Climate change is a great challenge of the 21st century and its adverse effects are increasing nowadays; an international recognition of the climate change—human mobility nexus is growing, international organizations and actors of the climate change regime have started to speak out and discussing on potential legal tools and solutions for climate migrants.
The Human Rights Council, its special procedures mechanisms, and the Office of the High Commissioner for Human Rights have tried to bring attention on human rights and climate change through a series of resolutions, reports, panels and activities since 2008. The first direct reference to human rights in the context of the United Nations Framework Conference on Climate Change was made in 2010, at the sixteenth Conference of the Parties, with Decision 1/CP.16; it recognizes the impact of climate change on the enjoyment of human rights, requesting states to ensure their respect in formulating climate policies. During the same Conference, the UNFCCC adopted the Cancun Adaptation Framework, which calls upon Parties to understand and cooperate on the growing issue of climate migration. In 2015 the Paris Agreement requested the establishment of a Task Force on Displacement with the aim to develop recommendations to deal with climate induced migration.

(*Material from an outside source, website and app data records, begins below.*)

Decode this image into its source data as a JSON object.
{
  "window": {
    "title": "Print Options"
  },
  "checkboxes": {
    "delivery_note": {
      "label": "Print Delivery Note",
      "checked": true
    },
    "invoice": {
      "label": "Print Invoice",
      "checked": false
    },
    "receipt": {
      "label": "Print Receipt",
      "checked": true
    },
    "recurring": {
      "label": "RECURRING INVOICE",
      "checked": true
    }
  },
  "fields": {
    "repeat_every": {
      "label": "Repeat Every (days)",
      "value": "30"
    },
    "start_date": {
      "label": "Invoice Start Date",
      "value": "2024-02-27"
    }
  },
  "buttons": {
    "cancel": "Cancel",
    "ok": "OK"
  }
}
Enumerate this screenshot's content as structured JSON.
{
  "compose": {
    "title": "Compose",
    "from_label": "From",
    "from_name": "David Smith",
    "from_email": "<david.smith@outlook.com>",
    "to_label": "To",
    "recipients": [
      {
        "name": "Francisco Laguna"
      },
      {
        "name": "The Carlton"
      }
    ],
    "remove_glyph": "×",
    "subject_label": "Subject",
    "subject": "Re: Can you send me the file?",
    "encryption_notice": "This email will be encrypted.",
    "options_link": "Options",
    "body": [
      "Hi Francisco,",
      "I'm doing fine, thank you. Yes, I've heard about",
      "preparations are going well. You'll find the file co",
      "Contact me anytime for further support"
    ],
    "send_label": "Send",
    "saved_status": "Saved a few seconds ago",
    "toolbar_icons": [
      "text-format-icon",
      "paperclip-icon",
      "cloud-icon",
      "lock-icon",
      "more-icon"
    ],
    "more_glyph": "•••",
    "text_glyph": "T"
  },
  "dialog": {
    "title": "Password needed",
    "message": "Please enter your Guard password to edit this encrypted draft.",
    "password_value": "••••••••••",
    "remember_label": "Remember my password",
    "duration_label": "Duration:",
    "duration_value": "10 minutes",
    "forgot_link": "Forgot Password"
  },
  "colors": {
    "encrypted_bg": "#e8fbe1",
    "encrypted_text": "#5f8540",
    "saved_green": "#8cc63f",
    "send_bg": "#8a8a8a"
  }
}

Recently, in December 2018 states parties to the UNFCCC adopted in COP Decision 10/CP.24 the Recommendations from the report of the Executive Committee of the Warsaw International Mechanism for Loss and Damage associated with Climate Change Impacts on integrated approaches to averting, minimizing and addressing displacement related to the adverse impacts of climate change. Such recommendations represent an important step forward in the recognition of a global governance of climate migration; first of all they call upon to consider all forms of human mobility in the context of climate change during the process of formulation of laws and policies. Also, the respect of all human rights obligations has to be taken into account in this process. Furthermore, states should favour the interconnection between a global climate policy and a global migration policy. Secondly, the report recognizes the importance of disaster national policies in addressing climate change impact, in particular in case of climate displacement. The documents also requires a collaborative action among stakeholders in order to facilitate a regular international migration pathway. Finally, both UNFCCC and the United Nations system are called upon to respond adequately to climate migration challenges.
Still, the lack of a clear conceptualization and shelter instruments for climate migrants, together with states’ unwillingness to take responsibility remain the three main issues, which international actors have to deal with now. There is still much to be done, the climate change is tangible by now, and also the terrible consequences on the life of migrants. We do not need empty words, but concrete actions, hoping that states will convert such recommendations and decisions in practical commitment, before the time runs out.